↓↓↓
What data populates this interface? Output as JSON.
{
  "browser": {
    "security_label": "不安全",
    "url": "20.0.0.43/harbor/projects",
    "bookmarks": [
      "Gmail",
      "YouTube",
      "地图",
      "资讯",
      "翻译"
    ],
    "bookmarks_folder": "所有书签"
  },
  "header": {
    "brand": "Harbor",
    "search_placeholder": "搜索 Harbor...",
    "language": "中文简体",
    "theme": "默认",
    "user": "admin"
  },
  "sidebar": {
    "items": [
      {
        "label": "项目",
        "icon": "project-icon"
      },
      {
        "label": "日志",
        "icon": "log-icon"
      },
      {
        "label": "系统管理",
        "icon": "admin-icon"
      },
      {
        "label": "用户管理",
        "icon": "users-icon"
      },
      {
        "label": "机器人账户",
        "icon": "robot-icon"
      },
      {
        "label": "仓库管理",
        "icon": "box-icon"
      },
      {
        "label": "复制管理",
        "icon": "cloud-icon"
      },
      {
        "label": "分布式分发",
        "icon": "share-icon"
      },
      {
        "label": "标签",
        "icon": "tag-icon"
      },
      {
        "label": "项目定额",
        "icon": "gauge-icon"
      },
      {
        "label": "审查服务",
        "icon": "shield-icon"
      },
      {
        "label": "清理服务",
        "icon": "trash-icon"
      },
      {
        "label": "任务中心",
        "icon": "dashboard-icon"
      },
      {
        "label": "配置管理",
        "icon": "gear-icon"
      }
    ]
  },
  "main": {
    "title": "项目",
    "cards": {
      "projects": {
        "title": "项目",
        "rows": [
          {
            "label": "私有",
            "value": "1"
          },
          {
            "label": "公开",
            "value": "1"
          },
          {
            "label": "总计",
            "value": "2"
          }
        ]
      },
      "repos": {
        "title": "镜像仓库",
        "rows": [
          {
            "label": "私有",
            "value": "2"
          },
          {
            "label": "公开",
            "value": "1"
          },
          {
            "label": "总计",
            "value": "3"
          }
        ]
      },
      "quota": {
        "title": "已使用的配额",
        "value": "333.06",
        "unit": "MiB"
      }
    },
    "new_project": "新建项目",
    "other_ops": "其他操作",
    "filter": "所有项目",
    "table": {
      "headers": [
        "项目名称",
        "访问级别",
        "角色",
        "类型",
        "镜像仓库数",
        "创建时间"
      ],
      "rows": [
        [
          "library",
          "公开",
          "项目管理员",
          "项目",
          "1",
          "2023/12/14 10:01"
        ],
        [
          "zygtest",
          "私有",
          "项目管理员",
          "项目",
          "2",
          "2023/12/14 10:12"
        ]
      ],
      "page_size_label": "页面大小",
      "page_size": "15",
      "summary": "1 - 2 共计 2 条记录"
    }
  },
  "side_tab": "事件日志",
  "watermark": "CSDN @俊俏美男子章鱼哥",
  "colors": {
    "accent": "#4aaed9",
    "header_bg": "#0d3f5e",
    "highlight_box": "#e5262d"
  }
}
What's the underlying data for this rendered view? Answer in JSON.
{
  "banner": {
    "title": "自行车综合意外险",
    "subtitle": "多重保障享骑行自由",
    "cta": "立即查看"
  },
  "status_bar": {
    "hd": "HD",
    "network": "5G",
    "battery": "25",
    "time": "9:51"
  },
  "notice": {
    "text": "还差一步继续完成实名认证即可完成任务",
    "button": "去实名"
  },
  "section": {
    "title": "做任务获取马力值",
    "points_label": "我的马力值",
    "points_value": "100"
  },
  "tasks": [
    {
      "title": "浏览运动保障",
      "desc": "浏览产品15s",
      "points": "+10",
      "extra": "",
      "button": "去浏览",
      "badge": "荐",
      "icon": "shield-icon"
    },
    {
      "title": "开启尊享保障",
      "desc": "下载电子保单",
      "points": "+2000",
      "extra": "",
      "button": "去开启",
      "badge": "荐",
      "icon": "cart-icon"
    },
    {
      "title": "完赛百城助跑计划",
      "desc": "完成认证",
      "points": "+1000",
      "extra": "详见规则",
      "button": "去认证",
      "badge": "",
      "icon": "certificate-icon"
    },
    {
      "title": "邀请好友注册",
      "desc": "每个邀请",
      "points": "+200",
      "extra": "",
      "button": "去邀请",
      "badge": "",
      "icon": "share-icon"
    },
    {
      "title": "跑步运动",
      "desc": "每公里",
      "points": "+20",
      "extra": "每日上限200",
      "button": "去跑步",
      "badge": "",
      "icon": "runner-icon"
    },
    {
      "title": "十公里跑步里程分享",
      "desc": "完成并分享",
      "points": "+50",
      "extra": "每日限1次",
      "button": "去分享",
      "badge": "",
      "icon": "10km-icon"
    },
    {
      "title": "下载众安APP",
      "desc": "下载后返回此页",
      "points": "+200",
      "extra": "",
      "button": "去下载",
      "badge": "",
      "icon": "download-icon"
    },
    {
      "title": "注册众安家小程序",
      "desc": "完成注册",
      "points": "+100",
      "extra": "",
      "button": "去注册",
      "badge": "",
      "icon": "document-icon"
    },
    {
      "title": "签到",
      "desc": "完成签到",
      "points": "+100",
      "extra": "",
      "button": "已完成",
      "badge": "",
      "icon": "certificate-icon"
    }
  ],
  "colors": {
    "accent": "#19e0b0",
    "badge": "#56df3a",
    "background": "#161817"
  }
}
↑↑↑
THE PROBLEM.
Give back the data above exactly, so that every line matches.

YOUR SOLUTION.
What data populates this interface? Output as JSON.
{
  "browser": {
    "security_label": "不安全",
    "url": "20.0.0.43/harbor/projects",
    "bookmarks": [
      "Gmail",
      "YouTube",
      "地图",
      "资讯",
      "翻译"
    ],
    "bookmarks_folder": "所有书签"
  },
  "header": {
    "brand": "Harbor",
    "search_placeholder": "搜索 Harbor...",
    "language": "中文简体",
    "theme": "默认",
    "user": "admin"
  },
  "sidebar": {
    "items": [
      {
        "label": "项目",
        "icon": "project-icon"
      },
      {
        "label": "日志",
        "icon": "log-icon"
      },
      {
        "label": "系统管理",
        "icon": "admin-icon"
      },
      {
        "label": "用户管理",
        "icon": "users-icon"
      },
      {
        "label": "机器人账户",
        "icon": "robot-icon"
      },
      {
        "label": "仓库管理",
        "icon": "box-icon"
      },
      {
        "label": "复制管理",
        "icon": "cloud-icon"
      },
      {
        "label": "分布式分发",
        "icon": "share-icon"
      },
      {
        "label": "标签",
        "icon": "tag-icon"
      },
      {
        "label": "项目定额",
        "icon": "gauge-icon"
      },
      {
        "label": "审查服务",
        "icon": "shield-icon"
      },
      {
        "label": "清理服务",
        "icon": "trash-icon"
      },
      {
        "label": "任务中心",
        "icon": "dashboard-icon"
      },
      {
        "label": "配置管理",
        "icon": "gear-icon"
      }
    ]
  },
  "main": {
    "title": "项目",
    "cards": {
      "projects": {
        "title": "项目",
        "rows": [
          {
            "label": "私有",
            "value": "1"
          },
          {
            "label": "公开",
            "value": "1"
          },
          {
            "label": "总计",
            "value": "2"
          }
        ]
      },
      "repos": {
        "title": "镜像仓库",
        "rows": [
          {
            "label": "私有",
            "value": "2"
          },
          {
            "label": "公开",
            "value": "1"
          },
          {
            "label": "总计",
            "value": "3"
          }
        ]
      },
      "quota": {
        "title": "已使用的配额",
        "value": "333.06",
        "unit": "MiB"
      }
    },
    "new_project": "新建项目",
    "other_ops": "其他操作",
    "filter": "所有项目",
    "table": {
      "headers": [
        "项目名称",
        "访问级别",
        "角色",
        "类型",
        "镜像仓库数",
        "创建时间"
      ],
      "rows": [
        [
          "library",
          "公开",
          "项目管理员",
          "项目",
          "1",
          "2023/12/14 10:01"
        ],
        [
          "zygtest",
          "私有",
          "项目管理员",
          "项目",
          "2",
          "2023/12/14 10:12"
        ]
      ],
      "page_size_label": "页面大小",
      "page_size": "15",
      "summary": "1 - 2 共计 2 条记录"
    }
  },
  "side_tab": "事件日志",
  "watermark": "CSDN @俊俏美男子章鱼哥",
  "colors": {
    "accent": "#4aaed9",
    "header_bg": "#0d3f5e",
    "highlight_box": "#e5262d"
  }
}
What's the underlying data for this rendered view? Answer in JSON.
{
  "banner": {
    "title": "自行车综合意外险",
    "subtitle": "多重保障享骑行自由",
    "cta": "立即查看"
  },
  "status_bar": {
    "hd": "HD",
    "network": "5G",
    "battery": "25",
    "time": "9:51"
  },
  "notice": {
    "text": "还差一步继续完成实名认证即可完成任务",
    "button": "去实名"
  },
  "section": {
    "title": "做任务获取马力值",
    "points_label": "我的马力值",
    "points_value": "100"
  },
  "tasks": [
    {
      "title": "浏览运动保障",
      "desc": "浏览产品15s",
      "points": "+10",
      "extra": "",
      "button": "去浏览",
      "badge": "荐",
      "icon": "shield-icon"
    },
    {
      "title": "开启尊享保障",
      "desc": "下载电子保单",
      "points": "+2000",
      "extra": "",
      "button": "去开启",
      "badge": "荐",
      "icon": "cart-icon"
    },
    {
      "title": "完赛百城助跑计划",
      "desc": "完成认证",
      "points": "+1000",
      "extra": "详见规则",
      "button": "去认证",
      "badge": "",
      "icon": "certificate-icon"
    },
    {
      "title": "邀请好友注册",
      "desc": "每个邀请",
      "points": "+200",
      "extra": "",
      "button": "去邀请",
      "badge": "",
      "icon": "share-icon"
    },
    {
      "title": "跑步运动",
      "desc": "每公里",
      "points": "+20",
      "extra": "每日上限200",
      "button": "去跑步",
      "badge": "",
      "icon": "runner-icon"
    },
    {
      "title": "十公里跑步里程分享",
      "desc": "完成并分享",
      "points": "+50",
      "extra": "每日限1次",
      "button": "去分享",
      "badge": "",
      "icon": "10km-icon"
    },
    {
      "title": "下载众安APP",
      "desc": "下载后返回此页",
      "points": "+200",
      "extra": "",
      "button": "去下载",
      "badge": "",
      "icon": "download-icon"
    },
    {
      "title": "注册众安家小程序",
      "desc": "完成注册",
      "points": "+100",
      "extra": "",
      "button": "去注册",
      "badge": "",
      "icon": "document-icon"
    },
    {
      "title": "签到",
      "desc": "完成签到",
      "points": "+100",
      "extra": "",
      "button": "已完成",
      "badge": "",
      "icon": "certificate-icon"
    }
  ],
  "colors": {
    "accent": "#19e0b0",
    "badge": "#56df3a",
    "background": "#161817"
  }
}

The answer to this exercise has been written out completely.